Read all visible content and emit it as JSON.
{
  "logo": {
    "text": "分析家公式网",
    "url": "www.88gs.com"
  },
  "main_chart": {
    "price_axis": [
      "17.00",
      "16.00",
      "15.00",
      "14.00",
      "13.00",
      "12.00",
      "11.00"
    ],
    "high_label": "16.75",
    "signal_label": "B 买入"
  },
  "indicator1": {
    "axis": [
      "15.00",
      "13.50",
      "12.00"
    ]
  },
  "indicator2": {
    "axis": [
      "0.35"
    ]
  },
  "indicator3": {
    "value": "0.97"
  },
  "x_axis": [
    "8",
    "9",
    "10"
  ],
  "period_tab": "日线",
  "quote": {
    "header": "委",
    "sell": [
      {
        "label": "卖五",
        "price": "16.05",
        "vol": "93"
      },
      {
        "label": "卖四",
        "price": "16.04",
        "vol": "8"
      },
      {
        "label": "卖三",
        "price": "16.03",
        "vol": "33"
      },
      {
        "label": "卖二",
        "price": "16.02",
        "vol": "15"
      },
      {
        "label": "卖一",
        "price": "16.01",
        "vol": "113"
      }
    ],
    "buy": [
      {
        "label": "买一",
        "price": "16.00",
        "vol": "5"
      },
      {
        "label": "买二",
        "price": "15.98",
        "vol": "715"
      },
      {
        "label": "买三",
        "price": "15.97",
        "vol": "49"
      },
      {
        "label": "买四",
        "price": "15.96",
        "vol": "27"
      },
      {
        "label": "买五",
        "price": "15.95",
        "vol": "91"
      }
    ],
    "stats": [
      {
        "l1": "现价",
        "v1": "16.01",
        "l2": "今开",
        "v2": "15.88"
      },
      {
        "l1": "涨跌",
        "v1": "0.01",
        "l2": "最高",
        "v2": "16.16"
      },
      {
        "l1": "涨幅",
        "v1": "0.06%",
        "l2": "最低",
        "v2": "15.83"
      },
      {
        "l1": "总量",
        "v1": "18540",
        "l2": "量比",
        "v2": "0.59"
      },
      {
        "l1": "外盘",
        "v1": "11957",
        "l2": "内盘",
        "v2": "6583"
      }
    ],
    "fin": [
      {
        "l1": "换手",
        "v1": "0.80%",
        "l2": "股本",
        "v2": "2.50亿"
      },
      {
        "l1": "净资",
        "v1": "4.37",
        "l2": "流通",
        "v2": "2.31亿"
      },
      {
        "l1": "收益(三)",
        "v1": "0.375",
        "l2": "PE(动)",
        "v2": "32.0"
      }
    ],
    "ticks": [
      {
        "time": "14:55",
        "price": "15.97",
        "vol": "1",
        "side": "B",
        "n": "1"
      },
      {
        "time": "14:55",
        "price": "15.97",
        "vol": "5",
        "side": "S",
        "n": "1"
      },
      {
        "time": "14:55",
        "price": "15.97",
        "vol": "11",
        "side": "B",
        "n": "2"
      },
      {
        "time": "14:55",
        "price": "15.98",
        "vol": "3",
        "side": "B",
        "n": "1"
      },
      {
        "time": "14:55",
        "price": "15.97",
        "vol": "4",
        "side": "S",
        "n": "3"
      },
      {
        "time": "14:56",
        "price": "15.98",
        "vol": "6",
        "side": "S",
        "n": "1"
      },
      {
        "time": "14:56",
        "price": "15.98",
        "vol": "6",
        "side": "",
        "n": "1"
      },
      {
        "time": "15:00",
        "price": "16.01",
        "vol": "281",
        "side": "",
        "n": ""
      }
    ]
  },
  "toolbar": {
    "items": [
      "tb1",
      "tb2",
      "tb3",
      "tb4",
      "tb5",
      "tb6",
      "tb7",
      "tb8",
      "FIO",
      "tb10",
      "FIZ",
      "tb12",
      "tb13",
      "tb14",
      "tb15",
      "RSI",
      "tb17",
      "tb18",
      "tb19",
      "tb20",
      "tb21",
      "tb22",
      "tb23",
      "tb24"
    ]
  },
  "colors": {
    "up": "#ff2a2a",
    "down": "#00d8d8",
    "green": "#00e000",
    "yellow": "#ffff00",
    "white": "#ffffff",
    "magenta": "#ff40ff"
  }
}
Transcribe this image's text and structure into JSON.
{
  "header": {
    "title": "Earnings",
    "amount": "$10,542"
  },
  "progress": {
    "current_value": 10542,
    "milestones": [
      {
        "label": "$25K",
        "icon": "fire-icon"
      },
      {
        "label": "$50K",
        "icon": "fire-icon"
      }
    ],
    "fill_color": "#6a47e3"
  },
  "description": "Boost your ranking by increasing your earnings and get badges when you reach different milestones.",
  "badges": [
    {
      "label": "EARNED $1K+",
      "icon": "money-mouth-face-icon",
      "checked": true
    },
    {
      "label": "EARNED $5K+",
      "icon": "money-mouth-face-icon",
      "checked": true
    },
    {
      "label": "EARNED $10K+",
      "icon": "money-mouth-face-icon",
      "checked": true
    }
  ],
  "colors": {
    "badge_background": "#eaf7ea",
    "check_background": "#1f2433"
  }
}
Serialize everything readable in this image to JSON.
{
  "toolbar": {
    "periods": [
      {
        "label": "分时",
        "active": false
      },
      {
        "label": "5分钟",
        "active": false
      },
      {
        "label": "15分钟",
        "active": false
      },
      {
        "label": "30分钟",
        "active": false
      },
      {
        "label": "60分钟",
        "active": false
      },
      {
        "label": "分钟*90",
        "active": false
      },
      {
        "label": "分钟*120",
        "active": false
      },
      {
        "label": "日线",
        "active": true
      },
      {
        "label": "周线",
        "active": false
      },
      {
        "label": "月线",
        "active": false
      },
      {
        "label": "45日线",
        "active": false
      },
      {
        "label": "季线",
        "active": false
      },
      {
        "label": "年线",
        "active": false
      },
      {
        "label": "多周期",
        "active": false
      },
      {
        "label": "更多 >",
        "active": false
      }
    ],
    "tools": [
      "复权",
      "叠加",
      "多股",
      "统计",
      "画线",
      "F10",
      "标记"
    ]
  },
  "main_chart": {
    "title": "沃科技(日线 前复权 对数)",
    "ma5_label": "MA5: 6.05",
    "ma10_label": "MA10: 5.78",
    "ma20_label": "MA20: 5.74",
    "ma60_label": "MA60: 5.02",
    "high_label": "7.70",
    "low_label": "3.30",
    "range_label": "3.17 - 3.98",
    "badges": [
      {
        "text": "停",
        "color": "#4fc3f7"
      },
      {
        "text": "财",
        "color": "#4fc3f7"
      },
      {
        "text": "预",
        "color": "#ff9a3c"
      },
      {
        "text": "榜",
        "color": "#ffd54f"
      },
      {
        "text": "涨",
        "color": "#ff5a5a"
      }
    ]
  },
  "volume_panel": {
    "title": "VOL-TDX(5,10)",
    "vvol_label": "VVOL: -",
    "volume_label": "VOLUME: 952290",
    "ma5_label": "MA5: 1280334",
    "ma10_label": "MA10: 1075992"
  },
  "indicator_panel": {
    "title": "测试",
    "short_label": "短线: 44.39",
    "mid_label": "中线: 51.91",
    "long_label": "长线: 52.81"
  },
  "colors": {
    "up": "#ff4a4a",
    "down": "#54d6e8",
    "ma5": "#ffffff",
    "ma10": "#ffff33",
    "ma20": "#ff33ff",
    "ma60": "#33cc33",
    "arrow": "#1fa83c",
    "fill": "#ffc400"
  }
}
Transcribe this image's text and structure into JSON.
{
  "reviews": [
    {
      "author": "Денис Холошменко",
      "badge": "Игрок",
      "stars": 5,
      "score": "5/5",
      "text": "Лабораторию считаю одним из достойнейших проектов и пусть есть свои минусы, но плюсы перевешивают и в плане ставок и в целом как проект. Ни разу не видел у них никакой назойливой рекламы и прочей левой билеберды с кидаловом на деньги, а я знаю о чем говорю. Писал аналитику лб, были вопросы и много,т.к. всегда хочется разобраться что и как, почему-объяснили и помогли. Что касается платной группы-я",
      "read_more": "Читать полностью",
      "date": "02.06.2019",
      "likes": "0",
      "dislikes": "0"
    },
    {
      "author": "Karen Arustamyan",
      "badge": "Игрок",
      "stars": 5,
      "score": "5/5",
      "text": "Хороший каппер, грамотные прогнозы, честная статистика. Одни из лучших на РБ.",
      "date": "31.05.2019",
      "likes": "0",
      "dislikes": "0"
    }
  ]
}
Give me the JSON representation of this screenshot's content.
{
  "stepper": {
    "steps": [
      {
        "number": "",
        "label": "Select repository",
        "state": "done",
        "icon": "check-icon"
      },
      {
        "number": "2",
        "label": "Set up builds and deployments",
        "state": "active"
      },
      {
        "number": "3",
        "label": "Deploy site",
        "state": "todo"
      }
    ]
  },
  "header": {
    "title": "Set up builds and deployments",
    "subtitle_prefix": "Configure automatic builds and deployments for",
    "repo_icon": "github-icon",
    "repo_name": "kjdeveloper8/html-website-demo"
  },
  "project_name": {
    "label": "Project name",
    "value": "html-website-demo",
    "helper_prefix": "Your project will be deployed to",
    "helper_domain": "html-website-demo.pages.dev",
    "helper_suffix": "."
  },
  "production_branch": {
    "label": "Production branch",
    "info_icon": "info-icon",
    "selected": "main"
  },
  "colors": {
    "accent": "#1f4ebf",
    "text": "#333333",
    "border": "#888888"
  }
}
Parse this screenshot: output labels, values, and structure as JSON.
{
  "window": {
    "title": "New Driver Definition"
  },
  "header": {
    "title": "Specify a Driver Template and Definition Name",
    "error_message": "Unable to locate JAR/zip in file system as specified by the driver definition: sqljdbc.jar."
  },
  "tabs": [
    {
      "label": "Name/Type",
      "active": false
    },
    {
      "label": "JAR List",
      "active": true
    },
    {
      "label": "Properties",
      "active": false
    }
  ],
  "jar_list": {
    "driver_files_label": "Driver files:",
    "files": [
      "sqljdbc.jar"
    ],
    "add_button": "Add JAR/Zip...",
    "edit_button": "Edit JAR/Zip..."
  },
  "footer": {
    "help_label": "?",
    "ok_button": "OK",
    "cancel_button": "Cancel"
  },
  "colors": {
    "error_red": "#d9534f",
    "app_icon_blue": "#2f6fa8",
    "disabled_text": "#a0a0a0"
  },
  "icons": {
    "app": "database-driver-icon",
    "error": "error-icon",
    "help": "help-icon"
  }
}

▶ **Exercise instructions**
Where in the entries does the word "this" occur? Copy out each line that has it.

▶ **Your response**
Transcribe this image's text and structure into JSON.
Serialize everything readable in this image to JSON.
Transcribe this image's text and structure into JSON.
Give me the JSON representation of this screenshot's content.
Parse this screenshot: output labels, values, and structure as JSON.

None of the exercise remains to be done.